Open Access: Open Access Publishers & Journals

A Guide to Open Access. What is it ? Why is it important ?

Open Access Journals: Green, Gold & Hybrid

There are many types of Open Access journals, Green, Gold, and Hybid being the most frequent types. Green open access policies give authors permission to self-archive in some way, usually in an institutional repository.  Gold journals provide immediate access to articles but the author or author's institution pays a fee at time of publication.

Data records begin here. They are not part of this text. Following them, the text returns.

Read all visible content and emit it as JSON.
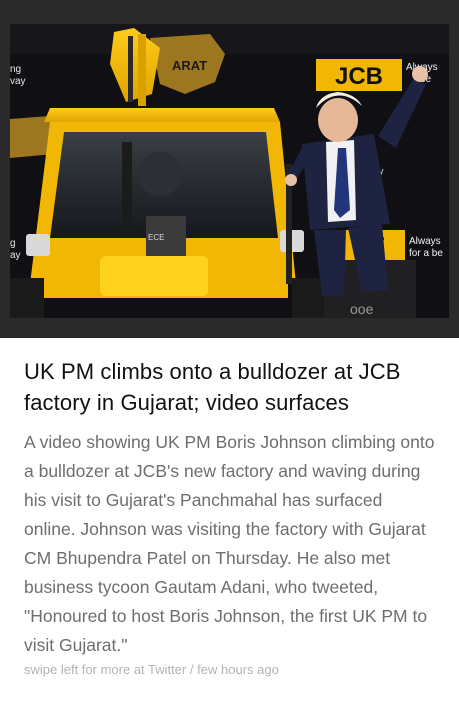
{
  "article": {
    "headline": "UK PM climbs onto a bulldozer at JCB factory in Gujarat; video surfaces",
    "body": "A video showing UK PM Boris Johnson climbing onto a bulldozer at JCB's new factory and waving during his visit to Gujarat's Panchmahal has surfaced online. Johnson was visiting the factory with Gujarat CM Bhupendra Patel on Thursday. He also met business tycoon Gautam Adani, who tweeted, \"Honoured to host Boris Johnson, the first UK PM to visit Gujarat.\""
  },
  "footer": {
    "text": "swipe left for more at Twitter / few hours ago"
  },
  "image": {
    "backdrop_logo": "JCB",
    "backdrop_tagline_top": "Always",
    "backdrop_tagline_top2": "be",
    "backdrop_logo_lower": "CE",
    "backdrop_tagline_lower1": "Always",
    "backdrop_tagline_lower2": "for a be",
    "left_text_1": "ng",
    "left_text_2": "vay",
    "left_text_3": "g",
    "left_text_4": "ay",
    "map_text": "ARAT",
    "right_mid_1": "g",
    "right_mid_2": "ay",
    "bucket_text": "ECE",
    "cab_number": "ooe"
  },
  "colors": {
    "jcb_yellow": "#f2b705",
    "backdrop": "#101014",
    "suit": "#1d2340"
  }
}
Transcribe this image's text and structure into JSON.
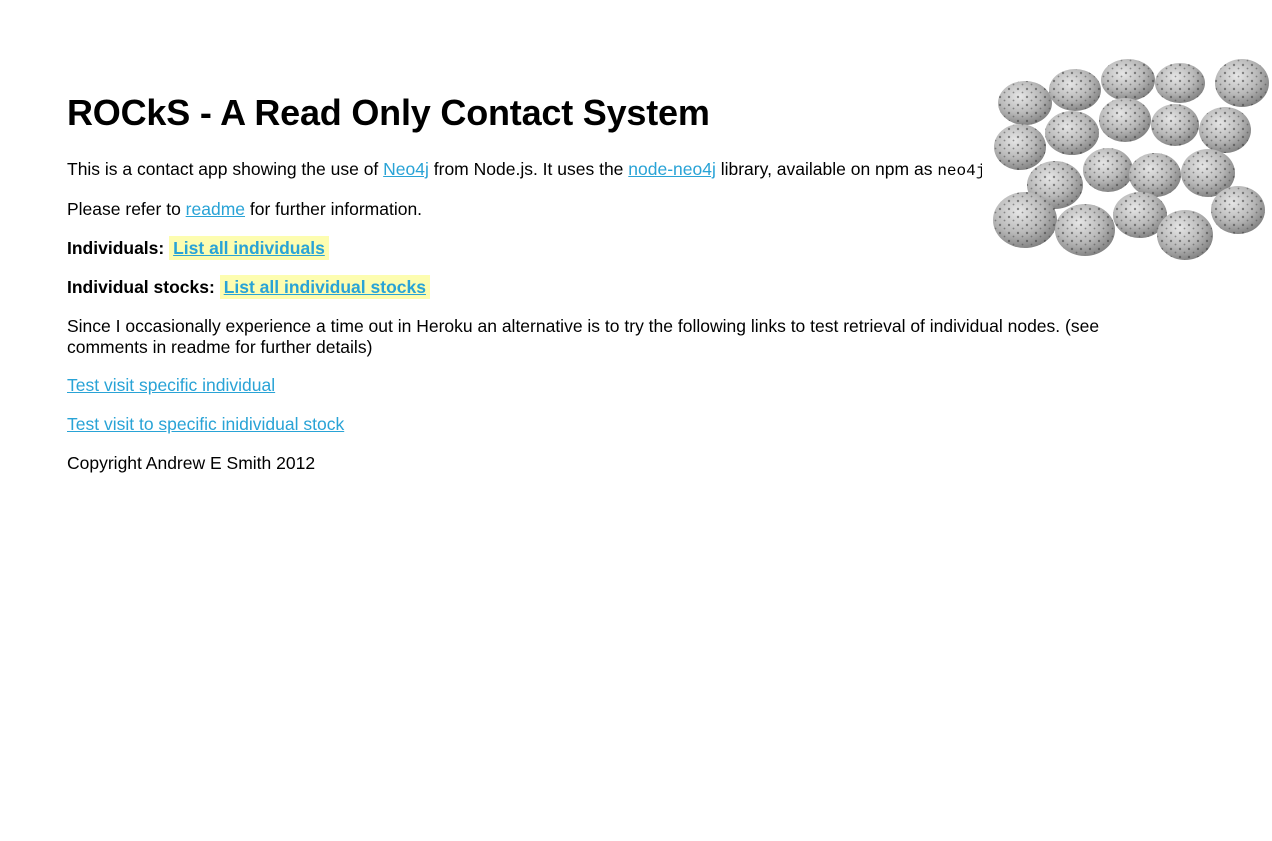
{
  "page": {
    "title": "ROCkS - A Read Only Contact System"
  },
  "intro": {
    "text1": "This is a contact app showing the use of ",
    "link_neo4j": "Neo4j",
    "text2": " from Node.js. It uses the ",
    "link_node_neo4j": "node-neo4j",
    "text3": " library, available on npm as ",
    "npm_name": "neo4j"
  },
  "readme_line": {
    "text1": "Please refer to ",
    "link": "readme",
    "text2": " for further information."
  },
  "individuals": {
    "label": "Individuals:",
    "link": "List all individuals"
  },
  "stocks": {
    "label": "Individual stocks:",
    "link": "List all individual stocks"
  },
  "note": {
    "text": "Since I occasionally experience a time out in Heroku an alternative is to try the following links to test retrieval of individual nodes. (see comments in readme for further details)"
  },
  "test_links": {
    "individual": "Test visit specific individual",
    "stock": "Test visit to specific inidividual stock"
  },
  "footer": {
    "copyright": "Copyright Andrew E Smith 2012"
  },
  "colors": {
    "link": "#29a3d6",
    "highlight": "#fdfdb0",
    "text": "#000000",
    "background": "#ffffff"
  },
  "image": {
    "icon": "rocks-image"
  }
}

Hybrid journals are closed-access journals (journals which require subscriptions for access) that allow authors to pay fees to make their articles immediately open access. Publishers do not decrease subscription fees, however, even if author fees paid for an entire issue. this "double-dipping" gives publishers an additional revenue stream, yet subscription prices continue to rise. Hope's OA Fund cannot be used to pay author fees for a closed-access journal.

In response to the research community's expressed desire for OA, journal publishers continue to update their policies, with over 80% allowing some form of self-archiving (green OA).

(Harnad, S., T. Brody, F. Vallieres, L. Carr, S. Hitchcock, Y. Gingras, C. Oppenheim, C. Hajjem, and E. Hilf. "The Access/Impact Problem and the Green and Gold Roads to Open Access: An Update." Serials Review 34.1 (2008): 36-40. Web.)

 

Gold Journals

SHERPA / ROMEO

 

SHERPA / ROMEO is a database of permissions that are normally given as part of each publisher's copyright transfer agreement.  Your can search by journal title or by publisher to determine what a publisher will allow under their standard agreement.  A faculty adopted open access policy should specify what level of archiving is acceptable. 

ROMEO colour Archiving policy
green can archive pre-print and post-print or publisher's version/PDF
blue can archive post-print (ie final draft post-refereeing) or publisher's version/PDF
yellow can archive pre-print (ie pre-refereeing)
white archiving not formally supported

 

Publisher copyright policies & self-archiving

Evaluating Open Access Journals

When selecting a high-quality open access journal for your research, a good rule of thumb is to make sure that any journal you select is indexed in DOAJ (Directory of Open Access Journals). Additional evaluation tools are listed below: